We didn’t have money for costumes, so we made do with what could be easily thrown together. I suspect that for every one of my first 8-9 years, my costume was the same each year: I’d pull on a pair of my dad’s overalls, we’d stuff a pillow in it to make me look fat (and probably to help hold them up by filling them out a bit!) and I’d don a pair of those black plastic glasses with fuzzy eyebrows and a fake plastic mustache. And then, off we’d go into the chill Iowa fall night, illuminated by the great harvest moon, eager to visit the neighbors on their farms.
Our haul of candy was small as we’d only get to about ten farms at most, but we didn’t know it. We felt as if we’d struck a gold mine of candy and we were ecstatic!
There was no talk of devils, demons or goblins and you know, even if we’d been aware of the theological debates about practicing Halloween that have caused it to fall into disrepute in certain circles, it was a wholesome, innocent time in a wholesome, innocent place.
The joys of those childhood experiences of Halloween have never left me. While others denounced the holiday later on in life, I never did. I couldn’t. There is only something evil in it if we choose to focus on such things. For us, Halloween was the warmth of a neighbors farm house, the grass and walnut trees bathed in moonlight, bundled up against the cold but shivering with delight at the sheer fun of the night. It was knowing that as children we were loved by our neighbors and their families as well as our own parents.
I still love Halloween to this day. I delight in seeing the little ones come to the door and to hear their excited voices pealing out the old refrain, “Trick or treat!” I enjoy their costumes for the most part, and the banter with their parents who keep watchful eye upon their charges. And I even enjoy giving them candy as a free gift. Do they deserve it just because they dress up and look cute? No, probably not, but it is freely and joyfully given.

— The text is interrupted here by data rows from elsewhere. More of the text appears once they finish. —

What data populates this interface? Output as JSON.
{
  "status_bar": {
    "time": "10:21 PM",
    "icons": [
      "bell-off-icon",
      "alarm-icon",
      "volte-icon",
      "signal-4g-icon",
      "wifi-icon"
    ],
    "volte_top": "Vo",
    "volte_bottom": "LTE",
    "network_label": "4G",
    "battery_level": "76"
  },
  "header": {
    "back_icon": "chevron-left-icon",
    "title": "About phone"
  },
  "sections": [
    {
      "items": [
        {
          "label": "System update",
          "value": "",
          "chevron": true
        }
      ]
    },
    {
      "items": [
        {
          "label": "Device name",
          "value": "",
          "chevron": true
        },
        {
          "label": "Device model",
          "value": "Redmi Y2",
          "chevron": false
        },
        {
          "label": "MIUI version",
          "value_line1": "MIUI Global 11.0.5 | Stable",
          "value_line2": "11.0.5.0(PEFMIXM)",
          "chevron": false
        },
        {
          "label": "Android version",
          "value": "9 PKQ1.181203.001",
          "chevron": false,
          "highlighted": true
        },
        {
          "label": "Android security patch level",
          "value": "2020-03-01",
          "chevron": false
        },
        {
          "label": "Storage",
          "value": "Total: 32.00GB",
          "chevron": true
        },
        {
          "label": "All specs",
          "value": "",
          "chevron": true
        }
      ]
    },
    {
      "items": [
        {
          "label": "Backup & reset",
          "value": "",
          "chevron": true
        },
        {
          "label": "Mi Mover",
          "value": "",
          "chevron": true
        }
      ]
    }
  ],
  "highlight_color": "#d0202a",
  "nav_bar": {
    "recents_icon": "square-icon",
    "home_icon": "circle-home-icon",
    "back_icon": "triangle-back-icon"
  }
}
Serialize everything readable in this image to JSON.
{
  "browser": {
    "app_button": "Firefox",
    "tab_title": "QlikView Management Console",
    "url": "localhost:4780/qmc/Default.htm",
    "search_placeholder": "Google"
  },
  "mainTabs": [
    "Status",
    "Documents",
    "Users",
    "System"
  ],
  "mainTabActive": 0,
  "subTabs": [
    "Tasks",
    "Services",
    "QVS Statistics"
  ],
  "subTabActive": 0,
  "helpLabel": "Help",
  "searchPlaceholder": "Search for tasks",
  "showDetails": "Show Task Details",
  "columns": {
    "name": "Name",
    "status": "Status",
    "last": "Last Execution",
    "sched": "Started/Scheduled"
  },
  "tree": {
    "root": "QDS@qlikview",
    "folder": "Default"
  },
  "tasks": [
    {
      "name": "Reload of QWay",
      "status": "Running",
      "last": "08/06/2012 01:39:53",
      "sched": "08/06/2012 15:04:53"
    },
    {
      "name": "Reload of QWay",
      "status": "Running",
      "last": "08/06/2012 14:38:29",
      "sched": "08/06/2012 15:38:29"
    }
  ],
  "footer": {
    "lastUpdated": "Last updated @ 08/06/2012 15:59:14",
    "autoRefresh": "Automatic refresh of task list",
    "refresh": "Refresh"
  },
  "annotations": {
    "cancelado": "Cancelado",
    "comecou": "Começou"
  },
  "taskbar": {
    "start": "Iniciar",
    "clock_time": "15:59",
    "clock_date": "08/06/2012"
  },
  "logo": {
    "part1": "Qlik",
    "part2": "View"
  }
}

God has certainly given us so much more…and we definitely don’t deserve it.
We talk about reclaiming Christmas. How about reclaiming All Hallows Eve for the Lord that made that day as well as every other day? Give the gift of love and friendship. The world surely needs it.
As Jennifer Fitz, from Happy Catholic Bookshelf put it: “If we can mock Satan on the eve of All Saints Day, it’s because we’re the little kid standing behind God the Father saying, ‘Yeah! Go get him Dad!’”
Go get him, indeed!
Galen Dalrymple works for Medical Ambassadors International (medicalambassadors.org) as the Field Curriculum Coordinator and lives in Northern California with his wife, Laurel, and yellow lab, Lucy. His passions are his family, photography, travel, and doing what he can to alleviate suffering and injustice as a call from Jesus.
Galen (email@example.com) has to raise his own support. If you wish to help, you can donate at: http://www.medicalambassadors.org/donate.html. Find his name in the SUPPORT MISSIONARIES section, click it and you can donate. If you wish to make a recurring donation, contact firstname.lastname@example.org or call her at 209-543-7500 ext. 219. All donations are tax deductible. Thank you!